Exercise instructions ▸ Write out the entries below exactly as they stand. Skip every image.

(Extracted data entries)

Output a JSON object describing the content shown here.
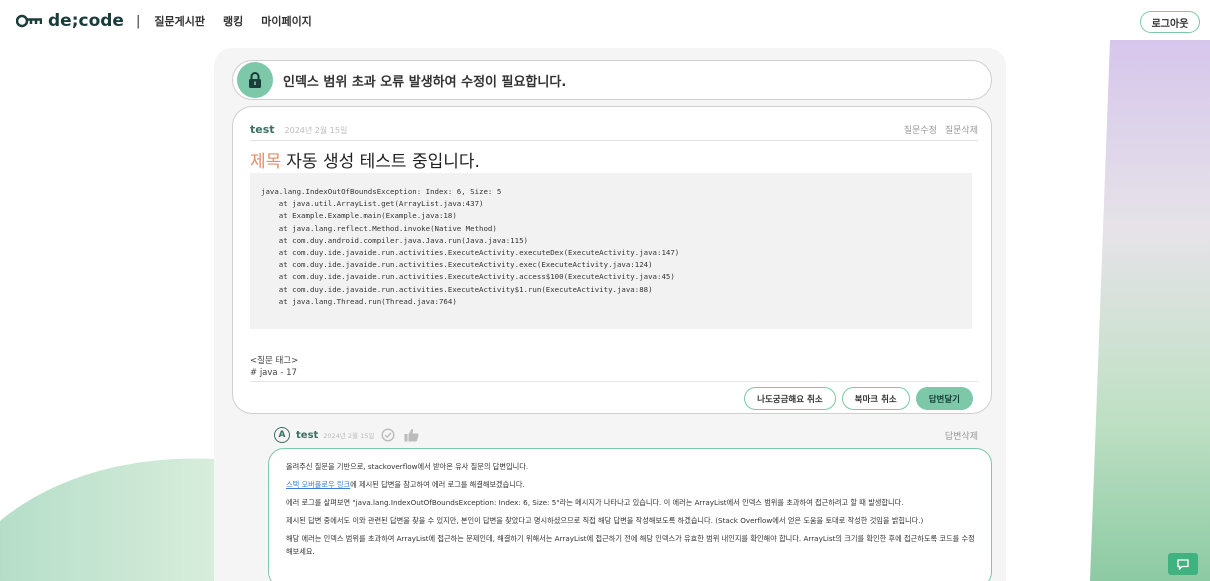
{
  "nav": {
    "logo_text": "de;code",
    "separator": "|",
    "items": [
      {
        "label": "질문게시판"
      },
      {
        "label": "랭킹"
      },
      {
        "label": "마이페이지"
      }
    ],
    "logout_label": "로그아웃"
  },
  "status": {
    "icon": "lock-icon",
    "text": "인덱스 범위 초과 오류 발생하여 수정이 필요합니다."
  },
  "question": {
    "author": "test",
    "date": "2024년 2월 15일",
    "edit_label": "질문수정",
    "delete_label": "질문삭제",
    "title_prefix": "제목",
    "title": "자동 생성 테스트 중입니다.",
    "code_lines": [
      "java.lang.IndexOutOfBoundsException: Index: 6, Size: 5",
      "    at java.util.ArrayList.get(ArrayList.java:437)",
      "    at Example.Example.main(Example.java:18)",
      "    at java.lang.reflect.Method.invoke(Native Method)",
      "    at com.duy.android.compiler.java.Java.run(Java.java:115)",
      "    at com.duy.ide.javaide.run.activities.ExecuteActivity.executeDex(ExecuteActivity.java:147)",
      "    at com.duy.ide.javaide.run.activities.ExecuteActivity.exec(ExecuteActivity.java:124)",
      "    at com.duy.ide.javaide.run.activities.ExecuteActivity.access$100(ExecuteActivity.java:45)",
      "    at com.duy.ide.javaide.run.activities.ExecuteActivity$1.run(ExecuteActivity.java:88)",
      "    at java.lang.Thread.run(Thread.java:764)"
    ],
    "tags_header": "<질문 태그>",
    "tags_value": "# java - 17",
    "buttons": {
      "curious_cancel": "나도궁금해요 취소",
      "bookmark_cancel": "북마크 취소",
      "answer": "답변달기"
    }
  },
  "answer": {
    "badge": "A",
    "author": "test",
    "date": "2024년 2월 15일",
    "delete_label": "답변삭제",
    "paragraphs": [
      {
        "text": "올려주신 질문을 기반으로, stackoverflow에서 받아온 유사 질문의 답변입니다."
      },
      {
        "link": "스택 오버플로우 링크",
        "text": "에 제시된 답변을 참고하여 에러 로그를 해결해보겠습니다."
      },
      {
        "text": "에러 로그를 살펴보면 \"java.lang.IndexOutOfBoundsException: Index: 6, Size: 5\"라는 메시지가 나타나고 있습니다. 이 에러는 ArrayList에서 인덱스 범위를 초과하여 접근하려고 할 때 발생합니다."
      },
      {
        "text": "제시된 답변 중에서도 이와 관련된 답변을 찾을 수 있지만, 본인이 답변을 찾았다고 명시하셨으므로 직접 해당 답변을 작성해보도록 하겠습니다. (Stack Overflow에서 얻은 도움을 토대로 작성한 것임을 밝힙니다.)"
      },
      {
        "text": "해당 에러는 인덱스 범위를 초과하여 ArrayList에 접근하는 문제인데, 해결하기 위해서는 ArrayList에 접근하기 전에 해당 인덱스가 유효한 범위 내인지를 확인해야 합니다. ArrayList의 크기를 확인한 후에 접근하도록 코드를 수정해보세요."
      }
    ]
  },
  "colors": {
    "accent_green": "#7cc8a8",
    "dark_green": "#3a6f62",
    "title_accent": "#e38d6a",
    "fab_green": "#3fb27f"
  }
}
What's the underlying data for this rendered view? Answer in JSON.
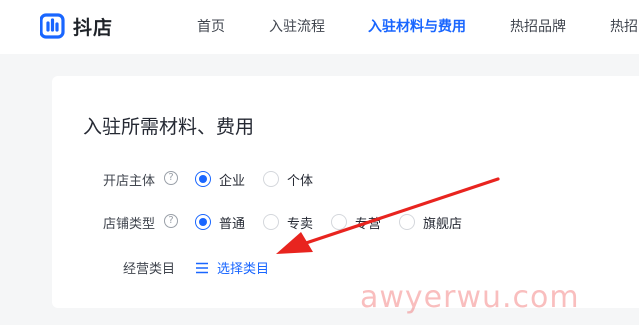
{
  "header": {
    "logo_text": "抖店",
    "nav": [
      {
        "label": "首页",
        "active": false
      },
      {
        "label": "入驻流程",
        "active": false
      },
      {
        "label": "入驻材料与费用",
        "active": true
      },
      {
        "label": "热招品牌",
        "active": false
      },
      {
        "label": "热招",
        "active": false
      }
    ]
  },
  "card": {
    "title": "入驻所需材料、费用",
    "store_subject": {
      "label": "开店主体",
      "help_icon": "?",
      "options": [
        {
          "label": "企业",
          "checked": true
        },
        {
          "label": "个体",
          "checked": false
        }
      ]
    },
    "store_type": {
      "label": "店铺类型",
      "help_icon": "?",
      "options": [
        {
          "label": "普通",
          "checked": true
        },
        {
          "label": "专卖",
          "checked": false
        },
        {
          "label": "专营",
          "checked": false
        },
        {
          "label": "旗舰店",
          "checked": false
        }
      ]
    },
    "category": {
      "label": "经营类目",
      "link_label": "选择类目"
    }
  },
  "watermark": "awyerwu.com",
  "colors": {
    "accent": "#1966ff",
    "arrow": "#e8241f",
    "watermark": "#ee4646"
  }
}
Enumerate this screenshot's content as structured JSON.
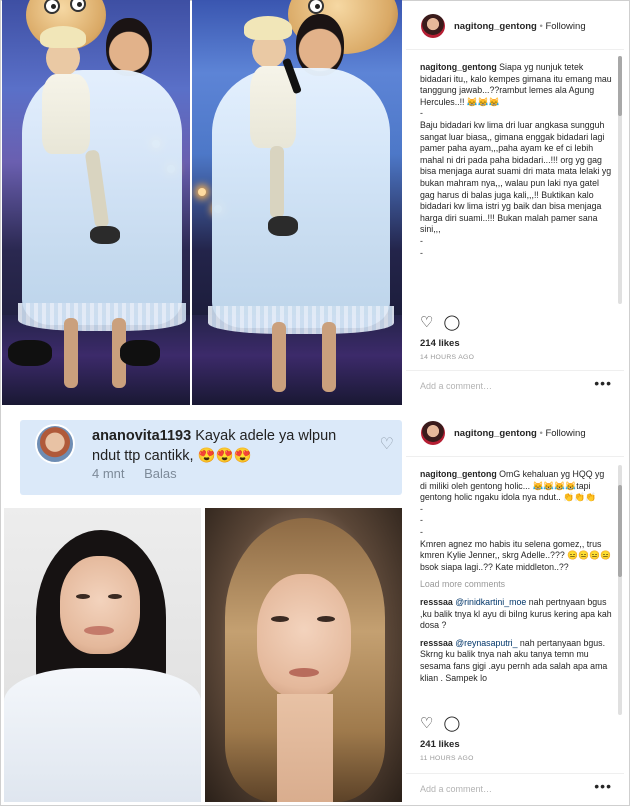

Written solution ▸
Output a JSON object describing the content shown here.
{
  "nav": {
    "logo_text": "de;code",
    "separator": "|",
    "items": [
      {
        "label": "질문게시판"
      },
      {
        "label": "랭킹"
      },
      {
        "label": "마이페이지"
      }
    ],
    "logout_label": "로그아웃"
  },
  "status": {
    "icon": "lock-icon",
    "text": "인덱스 범위 초과 오류 발생하여 수정이 필요합니다."
  },
  "question": {
    "author": "test",
    "date": "2024년 2월 15일",
    "edit_label": "질문수정",
    "delete_label": "질문삭제",
    "title_prefix": "제목",
    "title": "자동 생성 테스트 중입니다.",
    "code_lines": [
      "java.lang.IndexOutOfBoundsException: Index: 6, Size: 5",
      "    at java.util.ArrayList.get(ArrayList.java:437)",
      "    at Example.Example.main(Example.java:18)",
      "    at java.lang.reflect.Method.invoke(Native Method)",
      "    at com.duy.android.compiler.java.Java.run(Java.java:115)",
      "    at com.duy.ide.javaide.run.activities.ExecuteActivity.executeDex(ExecuteActivity.java:147)",
      "    at com.duy.ide.javaide.run.activities.ExecuteActivity.exec(ExecuteActivity.java:124)",
      "    at com.duy.ide.javaide.run.activities.ExecuteActivity.access$100(ExecuteActivity.java:45)",
      "    at com.duy.ide.javaide.run.activities.ExecuteActivity$1.run(ExecuteActivity.java:88)",
      "    at java.lang.Thread.run(Thread.java:764)"
    ],
    "tags_header": "<질문 태그>",
    "tags_value": "# java - 17",
    "buttons": {
      "curious_cancel": "나도궁금해요 취소",
      "bookmark_cancel": "북마크 취소",
      "answer": "답변달기"
    }
  },
  "answer": {
    "badge": "A",
    "author": "test",
    "date": "2024년 2월 15일",
    "delete_label": "답변삭제",
    "paragraphs": [
      {
        "text": "올려주신 질문을 기반으로, stackoverflow에서 받아온 유사 질문의 답변입니다."
      },
      {
        "link": "스택 오버플로우 링크",
        "text": "에 제시된 답변을 참고하여 에러 로그를 해결해보겠습니다."
      },
      {
        "text": "에러 로그를 살펴보면 \"java.lang.IndexOutOfBoundsException: Index: 6, Size: 5\"라는 메시지가 나타나고 있습니다. 이 에러는 ArrayList에서 인덱스 범위를 초과하여 접근하려고 할 때 발생합니다."
      },
      {
        "text": "제시된 답변 중에서도 이와 관련된 답변을 찾을 수 있지만, 본인이 답변을 찾았다고 명시하셨으므로 직접 해당 답변을 작성해보도록 하겠습니다. (Stack Overflow에서 얻은 도움을 토대로 작성한 것임을 밝힙니다.)"
      },
      {
        "text": "해당 에러는 인덱스 범위를 초과하여 ArrayList에 접근하는 문제인데, 해결하기 위해서는 ArrayList에 접근하기 전에 해당 인덱스가 유효한 범위 내인지를 확인해야 합니다. ArrayList의 크기를 확인한 후에 접근하도록 코드를 수정해보세요."
      }
    ]
  },
  "colors": {
    "accent_green": "#7cc8a8",
    "dark_green": "#3a6f62",
    "title_accent": "#e38d6a",
    "fab_green": "#3fb27f"
  }
}
What's the underlying data for this rendered view? Answer in JSON.
{
  "header": {
    "logo_text": "抖店",
    "nav": [
      {
        "label": "首页",
        "active": false
      },
      {
        "label": "入驻流程",
        "active": false
      },
      {
        "label": "入驻材料与费用",
        "active": true
      },
      {
        "label": "热招品牌",
        "active": false
      },
      {
        "label": "热招",
        "active": false
      }
    ]
  },
  "card": {
    "title": "入驻所需材料、费用",
    "store_subject": {
      "label": "开店主体",
      "help_icon": "?",
      "options": [
        {
          "label": "企业",
          "checked": true
        },
        {
          "label": "个体",
          "checked": false
        }
      ]
    },
    "store_type": {
      "label": "店铺类型",
      "help_icon": "?",
      "options": [
        {
          "label": "普通",
          "checked": true
        },
        {
          "label": "专卖",
          "checked": false
        },
        {
          "label": "专营",
          "checked": false
        },
        {
          "label": "旗舰店",
          "checked": false
        }
      ]
    },
    "category": {
      "label": "经营类目",
      "link_label": "选择类目"
    }
  },
  "watermark": "awyerwu.com",
  "colors": {
    "accent": "#1966ff",
    "arrow": "#e8241f",
    "watermark": "#ee4646"
  }
}
Enumerate this screenshot's content as structured JSON.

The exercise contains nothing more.